So the timeline brings some much-needed equity to the question of Who’s number one? But it’s not terribly necessary for questions such as Who are the 217 best?
I don’t, yet, have a formal timelining procedure. That’s something I’ve got an idea for. Actually, it’s more like I’m going to steal someone else’s idea and adapt it. It is, however, a pretty good idea, or else I wouldn’t be poaching it. Somewhere in the next year, I’ll pull together an article in which I present that more formal approach, but we’ve got other fish to fry in HoMEland. For now, however, it’s good enough to make some kind of mental adjustment. For example, pretend that Manny Modern to Xavier Expansion to Ian Integration to Andrew Antique all have similar peaks and careers by whatever measure you like. Further pretend the group span 100 years from Manny Modern to Andrew Antique. We can ask ourselves questions such as:
- Is it reasonable to believe that all four of them played under equally difficult conditions?
- Do I believe that competition is 10% stiffer for Manny Modern than for Andrew Antique? 20%? 40%?
- Is the slope of the timeline linear? Humped?
- How much closer do I think the quality of play was between expansion and integration than between integration and antiquity?
This gets us surprisingly far. Maybe not as precise as we’d like but a long way along. But it not only helps modern players stand out a little more, it also reminds list makers not to unreasonably penalize older players. That is if we’re looking for well-reasoned rankings whether for our own enjoyment, to argue about with a friend, or to post on a website.

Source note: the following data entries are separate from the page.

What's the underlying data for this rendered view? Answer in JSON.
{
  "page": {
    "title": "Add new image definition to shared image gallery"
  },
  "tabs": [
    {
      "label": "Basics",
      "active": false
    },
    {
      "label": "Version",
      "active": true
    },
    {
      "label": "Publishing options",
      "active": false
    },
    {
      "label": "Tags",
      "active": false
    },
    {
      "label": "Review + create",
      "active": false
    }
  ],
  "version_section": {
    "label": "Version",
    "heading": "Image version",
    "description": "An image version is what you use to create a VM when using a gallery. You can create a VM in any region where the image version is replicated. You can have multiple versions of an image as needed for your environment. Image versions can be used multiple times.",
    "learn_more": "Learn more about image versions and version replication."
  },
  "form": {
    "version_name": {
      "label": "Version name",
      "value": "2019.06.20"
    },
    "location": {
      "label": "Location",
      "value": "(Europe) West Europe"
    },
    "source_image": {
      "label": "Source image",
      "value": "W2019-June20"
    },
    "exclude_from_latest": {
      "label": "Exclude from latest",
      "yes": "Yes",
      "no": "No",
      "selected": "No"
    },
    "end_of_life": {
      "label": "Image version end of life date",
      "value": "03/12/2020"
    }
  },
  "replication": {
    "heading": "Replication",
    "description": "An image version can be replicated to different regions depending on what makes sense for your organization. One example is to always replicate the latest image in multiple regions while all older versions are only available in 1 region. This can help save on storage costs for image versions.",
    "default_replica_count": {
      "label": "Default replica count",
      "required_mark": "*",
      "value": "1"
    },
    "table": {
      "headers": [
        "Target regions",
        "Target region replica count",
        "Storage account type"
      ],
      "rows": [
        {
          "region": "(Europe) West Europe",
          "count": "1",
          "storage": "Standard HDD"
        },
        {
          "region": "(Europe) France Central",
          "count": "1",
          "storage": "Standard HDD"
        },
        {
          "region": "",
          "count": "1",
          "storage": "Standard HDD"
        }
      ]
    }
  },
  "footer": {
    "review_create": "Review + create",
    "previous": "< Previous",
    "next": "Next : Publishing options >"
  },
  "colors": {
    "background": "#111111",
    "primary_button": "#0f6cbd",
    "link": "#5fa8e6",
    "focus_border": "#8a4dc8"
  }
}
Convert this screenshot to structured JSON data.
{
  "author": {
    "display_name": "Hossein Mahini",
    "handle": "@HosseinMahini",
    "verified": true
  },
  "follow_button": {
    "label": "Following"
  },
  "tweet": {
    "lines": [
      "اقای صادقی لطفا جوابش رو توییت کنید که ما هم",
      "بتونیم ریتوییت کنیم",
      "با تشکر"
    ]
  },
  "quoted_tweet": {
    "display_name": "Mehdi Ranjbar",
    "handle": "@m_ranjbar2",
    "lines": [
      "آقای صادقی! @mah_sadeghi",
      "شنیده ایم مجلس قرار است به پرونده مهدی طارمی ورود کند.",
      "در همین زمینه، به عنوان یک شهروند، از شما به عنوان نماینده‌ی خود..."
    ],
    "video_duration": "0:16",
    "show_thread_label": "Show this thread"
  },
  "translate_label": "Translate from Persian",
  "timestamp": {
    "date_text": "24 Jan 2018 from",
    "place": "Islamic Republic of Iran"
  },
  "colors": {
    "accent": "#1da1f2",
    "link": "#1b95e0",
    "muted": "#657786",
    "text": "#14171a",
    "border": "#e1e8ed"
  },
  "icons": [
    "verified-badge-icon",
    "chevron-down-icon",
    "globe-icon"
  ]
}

Finally, just because I’m timelining to answer a given question also doesn’t mean that I’m sworn to make my decisions based on it and only it. Of course, other factors may rise in importance. The timeline is a resource, not a system. But it’s a good tool for the right job.